REQUIREMENT: All of the data is to be set down again without alteration.

App and web page records:

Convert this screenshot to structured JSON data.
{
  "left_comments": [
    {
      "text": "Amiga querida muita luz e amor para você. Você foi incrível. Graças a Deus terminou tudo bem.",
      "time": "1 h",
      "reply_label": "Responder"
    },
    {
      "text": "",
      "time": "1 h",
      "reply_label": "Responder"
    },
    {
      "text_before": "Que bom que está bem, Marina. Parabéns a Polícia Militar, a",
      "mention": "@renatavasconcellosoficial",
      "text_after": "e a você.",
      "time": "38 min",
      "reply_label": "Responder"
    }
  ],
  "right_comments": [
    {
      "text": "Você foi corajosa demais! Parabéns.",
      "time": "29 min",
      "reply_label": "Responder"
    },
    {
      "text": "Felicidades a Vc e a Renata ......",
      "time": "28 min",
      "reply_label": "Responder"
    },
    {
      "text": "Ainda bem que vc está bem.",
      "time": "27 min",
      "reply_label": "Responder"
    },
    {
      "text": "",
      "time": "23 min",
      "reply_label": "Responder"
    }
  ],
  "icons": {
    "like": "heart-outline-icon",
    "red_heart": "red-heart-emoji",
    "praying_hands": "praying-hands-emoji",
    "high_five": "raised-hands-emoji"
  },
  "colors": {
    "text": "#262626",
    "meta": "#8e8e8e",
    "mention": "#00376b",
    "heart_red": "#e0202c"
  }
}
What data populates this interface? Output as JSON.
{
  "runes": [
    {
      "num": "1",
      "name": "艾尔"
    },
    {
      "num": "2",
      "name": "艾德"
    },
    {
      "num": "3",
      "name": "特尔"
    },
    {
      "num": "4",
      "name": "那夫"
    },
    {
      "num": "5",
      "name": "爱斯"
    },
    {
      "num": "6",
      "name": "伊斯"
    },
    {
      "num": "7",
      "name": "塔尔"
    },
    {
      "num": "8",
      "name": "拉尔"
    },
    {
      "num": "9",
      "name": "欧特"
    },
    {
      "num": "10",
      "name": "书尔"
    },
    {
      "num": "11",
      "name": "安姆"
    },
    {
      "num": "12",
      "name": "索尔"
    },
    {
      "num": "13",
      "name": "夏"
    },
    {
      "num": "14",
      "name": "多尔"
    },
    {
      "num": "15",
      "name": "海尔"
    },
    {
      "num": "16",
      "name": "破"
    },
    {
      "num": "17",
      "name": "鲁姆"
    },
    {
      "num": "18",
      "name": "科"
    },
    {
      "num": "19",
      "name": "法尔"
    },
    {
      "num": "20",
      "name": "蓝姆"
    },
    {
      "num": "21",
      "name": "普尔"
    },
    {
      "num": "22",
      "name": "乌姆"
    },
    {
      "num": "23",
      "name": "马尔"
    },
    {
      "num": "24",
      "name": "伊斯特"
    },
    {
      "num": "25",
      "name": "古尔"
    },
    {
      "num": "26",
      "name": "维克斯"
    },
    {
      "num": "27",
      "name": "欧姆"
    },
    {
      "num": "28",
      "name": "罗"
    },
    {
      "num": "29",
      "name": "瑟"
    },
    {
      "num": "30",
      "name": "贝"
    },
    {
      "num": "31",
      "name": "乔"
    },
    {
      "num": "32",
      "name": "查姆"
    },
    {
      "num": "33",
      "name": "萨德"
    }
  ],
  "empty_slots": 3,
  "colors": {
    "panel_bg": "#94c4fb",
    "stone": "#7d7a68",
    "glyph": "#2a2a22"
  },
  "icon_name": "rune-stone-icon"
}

EXERCISE RESULT:
Convert this screenshot to structured JSON data.
{
  "left_comments": [
    {
      "text": "Amiga querida muita luz e amor para você. Você foi incrível. Graças a Deus terminou tudo bem.",
      "time": "1 h",
      "reply_label": "Responder"
    },
    {
      "text": "",
      "time": "1 h",
      "reply_label": "Responder"
    },
    {
      "text_before": "Que bom que está bem, Marina. Parabéns a Polícia Militar, a",
      "mention": "@renatavasconcellosoficial",
      "text_after": "e a você.",
      "time": "38 min",
      "reply_label": "Responder"
    }
  ],
  "right_comments": [
    {
      "text": "Você foi corajosa demais! Parabéns.",
      "time": "29 min",
      "reply_label": "Responder"
    },
    {
      "text": "Felicidades a Vc e a Renata ......",
      "time": "28 min",
      "reply_label": "Responder"
    },
    {
      "text": "Ainda bem que vc está bem.",
      "time": "27 min",
      "reply_label": "Responder"
    },
    {
      "text": "",
      "time": "23 min",
      "reply_label": "Responder"
    }
  ],
  "icons": {
    "like": "heart-outline-icon",
    "red_heart": "red-heart-emoji",
    "praying_hands": "praying-hands-emoji",
    "high_five": "raised-hands-emoji"
  },
  "colors": {
    "text": "#262626",
    "meta": "#8e8e8e",
    "mention": "#00376b",
    "heart_red": "#e0202c"
  }
}
What data populates this interface? Output as JSON.
{
  "runes": [
    {
      "num": "1",
      "name": "艾尔"
    },
    {
      "num": "2",
      "name": "艾德"
    },
    {
      "num": "3",
      "name": "特尔"
    },
    {
      "num": "4",
      "name": "那夫"
    },
    {
      "num": "5",
      "name": "爱斯"
    },
    {
      "num": "6",
      "name": "伊斯"
    },
    {
      "num": "7",
      "name": "塔尔"
    },
    {
      "num": "8",
      "name": "拉尔"
    },
    {
      "num": "9",
      "name": "欧特"
    },
    {
      "num": "10",
      "name": "书尔"
    },
    {
      "num": "11",
      "name": "安姆"
    },
    {
      "num": "12",
      "name": "索尔"
    },
    {
      "num": "13",
      "name": "夏"
    },
    {
      "num": "14",
      "name": "多尔"
    },
    {
      "num": "15",
      "name": "海尔"
    },
    {
      "num": "16",
      "name": "破"
    },
    {
      "num": "17",
      "name": "鲁姆"
    },
    {
      "num": "18",
      "name": "科"
    },
    {
      "num": "19",
      "name": "法尔"
    },
    {
      "num": "20",
      "name": "蓝姆"
    },
    {
      "num": "21",
      "name": "普尔"
    },
    {
      "num": "22",
      "name": "乌姆"
    },
    {
      "num": "23",
      "name": "马尔"
    },
    {
      "num": "24",
      "name": "伊斯特"
    },
    {
      "num": "25",
      "name": "古尔"
    },
    {
      "num": "26",
      "name": "维克斯"
    },
    {
      "num": "27",
      "name": "欧姆"
    },
    {
      "num": "28",
      "name": "罗"
    },
    {
      "num": "29",
      "name": "瑟"
    },
    {
      "num": "30",
      "name": "贝"
    },
    {
      "num": "31",
      "name": "乔"
    },
    {
      "num": "32",
      "name": "查姆"
    },
    {
      "num": "33",
      "name": "萨德"
    }
  ],
  "empty_slots": 3,
  "colors": {
    "panel_bg": "#94c4fb",
    "stone": "#7d7a68",
    "glyph": "#2a2a22"
  },
  "icon_name": "rune-stone-icon"
}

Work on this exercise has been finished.